The problem is cash flow management. At DreamWorks Animation, (a company that is expected to lay off staff imminently -- but for different reasons) we used to call this "the Gap." You've got dozens or hundreds of people on staff, and you bring them on staff to get them at the lowest rate because you're employing them for a long annual, or multi-annual term. And you bring them on because you project into the future and see that you've got four to five films booked, so you know you're going to be using the staff. Margins are thin because schedules change, the creative direction frequently changes, and you're competing with other houses to get the work. So you hope that it's going to take you less time and fewer man-hours than you've estimated to the client (Studio). If you're right, or you're lucky, you make money. If not, you don't. You can get away with a certain amount of loss, but when movies get cancelled or delayed, you're stuck. This is the Gap: you've got people on staff with nothing to do and no client to charge them to, and the clock is ticking. If you can't get jobs in to pick up the slack, you're toast.
A small/medium sized company like R&H, with no other source of revenue, is succumbing to this "musical-chairs" scenario. Sony Imageworks is part of a conglomerate, obviously, Industrial Light & Magic, (ILM), the grand daddy of VFX, is part of Lucasfilm. There are other revenue sources that can cover these companies. Another formula is Weta Digital, which is kinda unique in that it is Peter Jackson's company and he's driving work into the shop. Pixar and DreamWorks Animation are obviously studios themselves. So the common thread for the healthier companies is... ownership. These companies (or their principles) own their movies, or significant chunks of their movies, or software that is making them money. R&H, Digital Domain, and others (like Framestore or Double Negative in London, or Animal Logic in Sydney) are pure "work for hire" companies, and have nothing to fall back on. Yes, TV commercials can pay some bills, but that is an equally uneven and low-margin business.
Ironically, when R&H was formed, it was set up as a haven for VFX artists who had been poorly treated by companies who had collapsed and left their people hanging -- a fate that R&H is now sadly having to perpetrate on its own people. My Facebook wall is literally choked with messages today from friends and friends of friends in the field: CG artists, engineers, TD's.... It's very scary out there when this happens -- a very black day in Hollywood. The whole business takes a hit. It's bad for movies, bad for creativity, bad for the professional relationships that drive the business.
But everyone will survive, and most people will figure out ways back into other companies, or will form new companies. This is going on all the time in VFX. The work continues, the movies still need the shots. The silver lining may be that prices go up for everyone else, with one less big VFX house out there competing. Or maybe the downside is that more work goes to Vancouver or India (where, ironically, R&H has facilities). Keep watching...
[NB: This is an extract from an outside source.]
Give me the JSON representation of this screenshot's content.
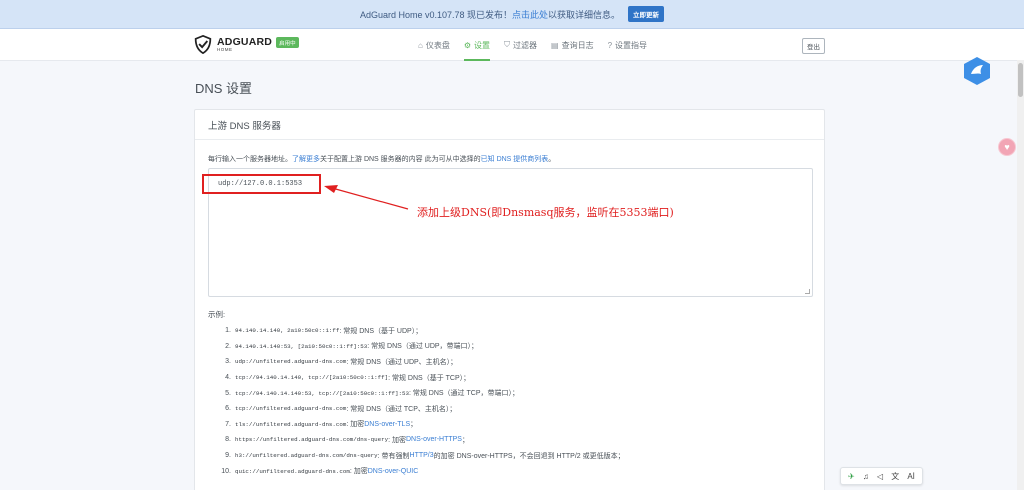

Correction: An earlier version of this post incorrectly identified the Massive crowd-creating software as owned by Weta Digital. While the software was developed initially for Weta, it is a standalone company with no ownership ties to Weta.